OBJECTIVE: To determine the extent of population movement after diagnosis with leprosy and to describe the underlying motives and determinants for relocation.
DESIGN: A cross-sectional study was conducted among those newly diagnosed with leprosy in 79 endemic municipalities in the state of Tocantins, central Brazil. Individuals were identified through the National Information System for Notifiable Diseases (SINAN) database and interviewed with structured questionnaires.
RESULTS: In total, 224 (20.9%) out of 1070 individuals relocated after their diagnosis with leprosy. Respondents moved to another neighbourhood in the same municipality (n = 178, 79.5%), followed by another municipality in Tocantins state (n = 26, 11.6%) and in another state (n = 11, 4.9%). The primary motives and/or determinants for relocation were: home ownership (n = 55, 28.4%), familial reasons (n = 43, 19.2%), to seek better living conditions (n = 27, 13.9%), employment (n = 26, 11.6%), and better neighbourhood (n = 22, 9.8%). Other motives were related to better access to leprosy diagnosis/treatment (n = 11, 4.9%), owner-terminated rental (n = 5, 2.2%), personal finances/could not afford housing (n = 4, 1.8%). Perceived stigma due to leprosy was mentioned by one participant (0.5%).

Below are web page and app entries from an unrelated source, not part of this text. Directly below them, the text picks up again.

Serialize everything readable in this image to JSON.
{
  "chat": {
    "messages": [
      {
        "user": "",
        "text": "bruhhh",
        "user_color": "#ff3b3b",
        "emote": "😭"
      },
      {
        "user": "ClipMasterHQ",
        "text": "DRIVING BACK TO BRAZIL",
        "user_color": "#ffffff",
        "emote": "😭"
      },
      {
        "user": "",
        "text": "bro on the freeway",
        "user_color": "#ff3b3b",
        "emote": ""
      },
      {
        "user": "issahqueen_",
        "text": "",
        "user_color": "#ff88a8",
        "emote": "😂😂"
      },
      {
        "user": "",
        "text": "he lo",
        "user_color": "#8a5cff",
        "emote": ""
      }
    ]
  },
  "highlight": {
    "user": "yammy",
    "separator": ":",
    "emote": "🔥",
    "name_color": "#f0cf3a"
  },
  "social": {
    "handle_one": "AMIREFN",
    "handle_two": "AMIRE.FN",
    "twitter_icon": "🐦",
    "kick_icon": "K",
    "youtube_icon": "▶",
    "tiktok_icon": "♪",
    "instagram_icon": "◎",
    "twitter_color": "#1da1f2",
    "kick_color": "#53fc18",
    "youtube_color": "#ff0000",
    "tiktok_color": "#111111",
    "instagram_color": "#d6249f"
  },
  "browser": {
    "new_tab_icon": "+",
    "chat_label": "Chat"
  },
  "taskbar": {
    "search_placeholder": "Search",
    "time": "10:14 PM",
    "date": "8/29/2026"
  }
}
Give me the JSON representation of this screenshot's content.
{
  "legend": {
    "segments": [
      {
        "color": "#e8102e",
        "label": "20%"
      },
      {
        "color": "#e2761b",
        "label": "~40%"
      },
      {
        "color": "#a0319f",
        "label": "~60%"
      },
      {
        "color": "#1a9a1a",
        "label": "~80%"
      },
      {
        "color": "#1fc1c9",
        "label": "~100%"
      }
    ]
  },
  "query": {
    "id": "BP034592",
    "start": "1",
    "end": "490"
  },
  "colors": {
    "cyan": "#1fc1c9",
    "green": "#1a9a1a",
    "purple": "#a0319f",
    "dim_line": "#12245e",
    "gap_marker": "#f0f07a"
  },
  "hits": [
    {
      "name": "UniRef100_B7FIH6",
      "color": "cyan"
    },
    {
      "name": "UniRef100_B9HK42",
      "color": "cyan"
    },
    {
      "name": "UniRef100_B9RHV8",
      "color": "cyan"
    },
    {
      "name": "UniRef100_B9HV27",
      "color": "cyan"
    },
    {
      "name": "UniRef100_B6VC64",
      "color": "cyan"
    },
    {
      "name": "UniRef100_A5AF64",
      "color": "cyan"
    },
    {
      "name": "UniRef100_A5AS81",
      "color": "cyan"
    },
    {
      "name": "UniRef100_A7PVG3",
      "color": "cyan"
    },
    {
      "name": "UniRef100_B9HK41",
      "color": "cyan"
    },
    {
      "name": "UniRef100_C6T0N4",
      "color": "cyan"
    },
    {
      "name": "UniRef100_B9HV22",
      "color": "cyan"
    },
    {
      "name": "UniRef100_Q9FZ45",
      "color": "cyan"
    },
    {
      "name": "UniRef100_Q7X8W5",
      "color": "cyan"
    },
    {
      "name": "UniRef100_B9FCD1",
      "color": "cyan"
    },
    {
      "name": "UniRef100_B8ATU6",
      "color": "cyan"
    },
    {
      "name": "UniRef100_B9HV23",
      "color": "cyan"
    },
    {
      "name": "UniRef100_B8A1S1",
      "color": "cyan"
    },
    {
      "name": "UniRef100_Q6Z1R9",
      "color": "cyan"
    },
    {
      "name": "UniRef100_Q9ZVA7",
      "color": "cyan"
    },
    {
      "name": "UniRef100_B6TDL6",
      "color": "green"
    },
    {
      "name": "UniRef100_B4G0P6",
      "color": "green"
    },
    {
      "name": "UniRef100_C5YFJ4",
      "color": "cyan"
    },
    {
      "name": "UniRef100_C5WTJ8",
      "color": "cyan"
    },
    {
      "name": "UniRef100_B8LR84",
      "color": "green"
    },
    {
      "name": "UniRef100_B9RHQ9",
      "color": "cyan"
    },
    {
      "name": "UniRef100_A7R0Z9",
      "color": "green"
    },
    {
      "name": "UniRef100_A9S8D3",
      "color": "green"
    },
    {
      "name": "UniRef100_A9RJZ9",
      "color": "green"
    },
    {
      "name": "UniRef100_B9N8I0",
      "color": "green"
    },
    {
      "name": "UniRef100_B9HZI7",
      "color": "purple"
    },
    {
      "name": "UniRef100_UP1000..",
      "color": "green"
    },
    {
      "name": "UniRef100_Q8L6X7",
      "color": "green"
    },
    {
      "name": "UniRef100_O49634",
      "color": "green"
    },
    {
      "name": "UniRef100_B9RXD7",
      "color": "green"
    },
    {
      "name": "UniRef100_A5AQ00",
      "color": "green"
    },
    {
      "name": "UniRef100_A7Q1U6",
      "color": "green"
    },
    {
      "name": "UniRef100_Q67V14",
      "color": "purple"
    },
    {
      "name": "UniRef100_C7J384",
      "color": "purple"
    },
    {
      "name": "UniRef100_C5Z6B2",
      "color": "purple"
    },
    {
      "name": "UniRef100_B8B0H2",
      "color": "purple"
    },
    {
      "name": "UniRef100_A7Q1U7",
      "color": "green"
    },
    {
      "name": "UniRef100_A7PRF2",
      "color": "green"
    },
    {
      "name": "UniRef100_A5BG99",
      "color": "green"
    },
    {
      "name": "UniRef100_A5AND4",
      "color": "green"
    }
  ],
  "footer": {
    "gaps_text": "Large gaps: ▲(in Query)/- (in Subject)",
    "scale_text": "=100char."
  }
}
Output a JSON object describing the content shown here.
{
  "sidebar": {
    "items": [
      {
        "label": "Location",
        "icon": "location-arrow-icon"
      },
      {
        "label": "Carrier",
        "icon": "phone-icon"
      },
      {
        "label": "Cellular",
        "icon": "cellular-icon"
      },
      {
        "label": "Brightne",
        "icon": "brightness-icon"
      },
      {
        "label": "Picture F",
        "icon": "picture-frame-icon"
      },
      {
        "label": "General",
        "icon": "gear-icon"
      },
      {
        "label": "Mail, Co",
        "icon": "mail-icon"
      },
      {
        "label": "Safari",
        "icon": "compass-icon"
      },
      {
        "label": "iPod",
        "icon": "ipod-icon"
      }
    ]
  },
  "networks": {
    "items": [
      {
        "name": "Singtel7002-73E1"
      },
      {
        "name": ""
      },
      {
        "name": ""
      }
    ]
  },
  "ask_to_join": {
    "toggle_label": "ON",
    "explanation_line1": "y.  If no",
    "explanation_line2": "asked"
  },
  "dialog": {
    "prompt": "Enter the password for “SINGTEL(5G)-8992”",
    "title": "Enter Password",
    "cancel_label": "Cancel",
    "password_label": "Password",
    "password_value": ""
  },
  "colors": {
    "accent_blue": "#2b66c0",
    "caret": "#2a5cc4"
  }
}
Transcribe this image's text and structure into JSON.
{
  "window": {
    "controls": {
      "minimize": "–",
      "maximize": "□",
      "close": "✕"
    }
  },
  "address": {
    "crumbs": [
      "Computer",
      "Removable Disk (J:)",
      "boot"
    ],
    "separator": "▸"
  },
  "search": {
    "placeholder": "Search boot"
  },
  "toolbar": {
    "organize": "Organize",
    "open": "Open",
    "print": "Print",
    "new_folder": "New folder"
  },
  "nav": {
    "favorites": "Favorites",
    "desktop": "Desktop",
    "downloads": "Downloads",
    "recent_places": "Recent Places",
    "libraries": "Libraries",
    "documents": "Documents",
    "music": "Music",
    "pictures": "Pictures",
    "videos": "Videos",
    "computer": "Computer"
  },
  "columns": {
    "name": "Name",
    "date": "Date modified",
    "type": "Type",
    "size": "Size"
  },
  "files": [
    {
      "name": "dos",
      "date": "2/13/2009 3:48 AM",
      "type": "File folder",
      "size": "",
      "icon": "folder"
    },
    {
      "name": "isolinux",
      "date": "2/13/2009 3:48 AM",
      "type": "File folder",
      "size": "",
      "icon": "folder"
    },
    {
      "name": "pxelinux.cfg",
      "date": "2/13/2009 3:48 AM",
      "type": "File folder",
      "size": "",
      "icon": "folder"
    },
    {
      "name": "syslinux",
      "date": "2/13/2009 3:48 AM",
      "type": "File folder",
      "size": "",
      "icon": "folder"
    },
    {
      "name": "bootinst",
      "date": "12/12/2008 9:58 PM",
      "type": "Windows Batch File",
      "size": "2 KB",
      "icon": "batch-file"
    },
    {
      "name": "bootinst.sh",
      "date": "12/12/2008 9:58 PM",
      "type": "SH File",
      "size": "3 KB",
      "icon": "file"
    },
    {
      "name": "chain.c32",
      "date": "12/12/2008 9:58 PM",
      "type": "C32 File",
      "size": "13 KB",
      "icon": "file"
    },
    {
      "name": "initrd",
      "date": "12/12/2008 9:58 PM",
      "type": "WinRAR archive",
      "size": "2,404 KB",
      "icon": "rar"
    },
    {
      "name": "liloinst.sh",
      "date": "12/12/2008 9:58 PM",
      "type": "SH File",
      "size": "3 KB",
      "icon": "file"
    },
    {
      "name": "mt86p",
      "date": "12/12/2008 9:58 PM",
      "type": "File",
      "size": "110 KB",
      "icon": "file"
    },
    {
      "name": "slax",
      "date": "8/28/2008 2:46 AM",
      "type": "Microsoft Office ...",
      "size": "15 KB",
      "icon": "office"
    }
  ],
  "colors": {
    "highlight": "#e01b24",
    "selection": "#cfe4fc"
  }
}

CONCLUSION: In Tocantins state, population movement is lower among individuals recently diagnosed with leprosy, as compared to the overall population. The primary motives for relocation after leprosy diagnosis were related to lifestyle changes. Stigma and treatment-related reasons did not appear to be common motives for population movement. These results may reflect policy changes instituted from the Brazilian Program of Leprosy Control to decentralise leprosy services and intensify health education campaigns within a broader concept of Information, Education and Communication.